Brazil’s Congress Hands Rousseff a Second Forest Bill Defeat
The president’s decree signed May 25 required that cleared areas bordering rivers wider than 10 meters be replanted out to 20 meters on each bank. Lawmakers reduced that distance to 15 meters. On larger tracts, the protection was lowered from 30 meters to 20 meters. Lawmakers have also authorized the use of fruit trees for replanting.
“The president has repeatedly showed that the government is only committed to the original version of the decree,” Senator Eduardo Braga, leader of the government coalition in the Senate, said. “The possibility of another veto is real,” he told reporters in Brasilia.
Rousseff had previously vetoed 12 items from a bill approved by Congress in April to replace the country’s 1965 forest legislation. The rejected articles reduced the area that farmers were required to preserve. Instead of the vetoed rules, Rousseff signed a decree that withdraws fines charged for illegal deforestation as long as farmers agree to replant a portion of the area.

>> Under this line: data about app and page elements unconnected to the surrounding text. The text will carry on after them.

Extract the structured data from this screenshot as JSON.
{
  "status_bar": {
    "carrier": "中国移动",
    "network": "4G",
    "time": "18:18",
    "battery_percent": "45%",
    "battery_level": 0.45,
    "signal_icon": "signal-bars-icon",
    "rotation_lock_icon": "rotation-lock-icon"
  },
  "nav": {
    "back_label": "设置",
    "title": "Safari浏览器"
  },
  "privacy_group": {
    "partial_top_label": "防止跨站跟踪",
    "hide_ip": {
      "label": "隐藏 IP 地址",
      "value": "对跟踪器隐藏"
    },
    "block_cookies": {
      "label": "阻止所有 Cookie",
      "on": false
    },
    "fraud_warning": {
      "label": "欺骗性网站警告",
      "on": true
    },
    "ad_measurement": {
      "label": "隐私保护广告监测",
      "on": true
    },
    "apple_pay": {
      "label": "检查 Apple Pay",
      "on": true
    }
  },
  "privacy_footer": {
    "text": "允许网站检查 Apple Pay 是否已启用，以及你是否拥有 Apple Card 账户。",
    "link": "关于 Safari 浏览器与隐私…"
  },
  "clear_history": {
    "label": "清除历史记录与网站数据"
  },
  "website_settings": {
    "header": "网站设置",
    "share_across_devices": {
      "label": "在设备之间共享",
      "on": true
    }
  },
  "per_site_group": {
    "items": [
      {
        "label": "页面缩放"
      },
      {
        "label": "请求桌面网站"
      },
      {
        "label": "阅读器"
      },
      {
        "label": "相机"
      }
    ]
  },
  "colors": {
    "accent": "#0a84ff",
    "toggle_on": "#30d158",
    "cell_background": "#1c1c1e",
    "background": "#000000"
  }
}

To contact the reporter on this story: Maria Luiza Rabello in Brasilia Newsroom at firstname.lastname@example.org